Currently, car ferry and rail ferry service between New York City, New York/New Orleans, Louisiana/Miami, Florida, United States, and Havana, Cuba is suspended, due to the ongoing embargo by the United States against Cuba. There is however, rail ferry service between Whittier, Alaska and Prince Rupert, British Columbia (the AquaTrain, operated by the Alaska Railroad) and Washington state (Seattle), and a ferry to and from Mobile, Alabama and the Port of Ponce Railroad in Ponce, Puerto Rico. Regular ferry service also links Vancouver Island and isolated Sunshine Coast communities to the mainland and to Alaska. There is also automobile ferry service between Nova Scotia and Newfoundland and Labrador, from Quebec to Labrador, and between Labrador and the island of Newfoundland.
Air travel first entered as a viable alternative to transcontinental railroads, and to the then-primitive (or non-existent) road networks that crossed the United States and Canada in the early 1930s, but truly increased in popularity after the Second World War.
Most of the continent's busiest airports are located in the United States.
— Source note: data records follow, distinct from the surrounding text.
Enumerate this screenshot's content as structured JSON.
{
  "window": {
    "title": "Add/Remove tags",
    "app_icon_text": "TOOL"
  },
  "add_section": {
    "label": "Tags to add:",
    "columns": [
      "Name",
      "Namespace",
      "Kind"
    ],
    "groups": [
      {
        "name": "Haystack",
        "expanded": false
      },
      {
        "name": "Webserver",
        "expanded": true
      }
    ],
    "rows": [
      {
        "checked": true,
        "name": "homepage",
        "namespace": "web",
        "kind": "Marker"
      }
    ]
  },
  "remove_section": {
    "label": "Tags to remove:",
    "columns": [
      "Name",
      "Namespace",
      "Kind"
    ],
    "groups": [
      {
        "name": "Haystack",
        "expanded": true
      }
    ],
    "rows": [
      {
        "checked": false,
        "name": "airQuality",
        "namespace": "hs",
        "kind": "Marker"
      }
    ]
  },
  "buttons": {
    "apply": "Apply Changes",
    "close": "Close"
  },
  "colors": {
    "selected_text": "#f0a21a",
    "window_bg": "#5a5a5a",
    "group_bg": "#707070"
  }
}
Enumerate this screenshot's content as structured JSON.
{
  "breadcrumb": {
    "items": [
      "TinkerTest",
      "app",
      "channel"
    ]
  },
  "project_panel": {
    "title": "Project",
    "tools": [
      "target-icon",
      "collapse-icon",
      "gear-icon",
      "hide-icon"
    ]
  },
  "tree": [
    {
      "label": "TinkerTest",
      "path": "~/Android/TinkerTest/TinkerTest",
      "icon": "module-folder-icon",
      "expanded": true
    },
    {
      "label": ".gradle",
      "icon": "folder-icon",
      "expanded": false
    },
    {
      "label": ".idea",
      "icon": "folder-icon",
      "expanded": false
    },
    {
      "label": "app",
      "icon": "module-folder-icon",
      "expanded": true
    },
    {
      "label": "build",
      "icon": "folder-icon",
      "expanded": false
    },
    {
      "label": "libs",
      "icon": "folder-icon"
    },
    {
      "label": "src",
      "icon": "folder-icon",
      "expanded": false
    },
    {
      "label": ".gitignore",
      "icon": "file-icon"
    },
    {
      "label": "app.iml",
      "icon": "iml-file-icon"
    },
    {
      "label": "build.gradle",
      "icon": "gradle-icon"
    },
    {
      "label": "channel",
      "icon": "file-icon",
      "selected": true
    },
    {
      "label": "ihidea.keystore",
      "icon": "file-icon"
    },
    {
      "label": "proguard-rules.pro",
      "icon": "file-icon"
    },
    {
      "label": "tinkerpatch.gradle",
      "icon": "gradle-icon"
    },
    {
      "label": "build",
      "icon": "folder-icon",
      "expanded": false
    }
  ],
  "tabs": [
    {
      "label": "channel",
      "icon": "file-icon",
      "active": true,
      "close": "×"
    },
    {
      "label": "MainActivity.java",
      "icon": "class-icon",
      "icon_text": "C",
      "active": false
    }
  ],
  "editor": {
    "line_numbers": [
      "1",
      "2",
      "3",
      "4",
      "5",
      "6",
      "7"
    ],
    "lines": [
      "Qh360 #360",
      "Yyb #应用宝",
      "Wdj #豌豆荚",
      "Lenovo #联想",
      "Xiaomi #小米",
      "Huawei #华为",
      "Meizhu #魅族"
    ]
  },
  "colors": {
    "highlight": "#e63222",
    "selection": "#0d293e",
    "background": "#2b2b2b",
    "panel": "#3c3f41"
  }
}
In fact the U.S. has 9 of North America's 10 busiest airports, including the world's busiest, Hartsfield-Jackson Atlanta International Airport in Atlanta, and the worlds second busiest, O'Hare International Airport, located in Chicago. The busiest airport in North America outside the United States is Toronto Pearson International Airport, located in Toronto, Canada.
- Geography of North America
- Communications in North America
- List of sovereign states
- World economy#Transport
- List of countries by rail transport network size
- Transport in Europe
- Bering Strait crossing
- Hearst; Associated Press, "Bering Strait tunnel proposed".
- "Shaw Group in talks with US railroad cos for Feristsa project, Central America, Infrastructure, news". Retrieved 2010-10-16.
- According to Google Maps directions, 25 March 2012.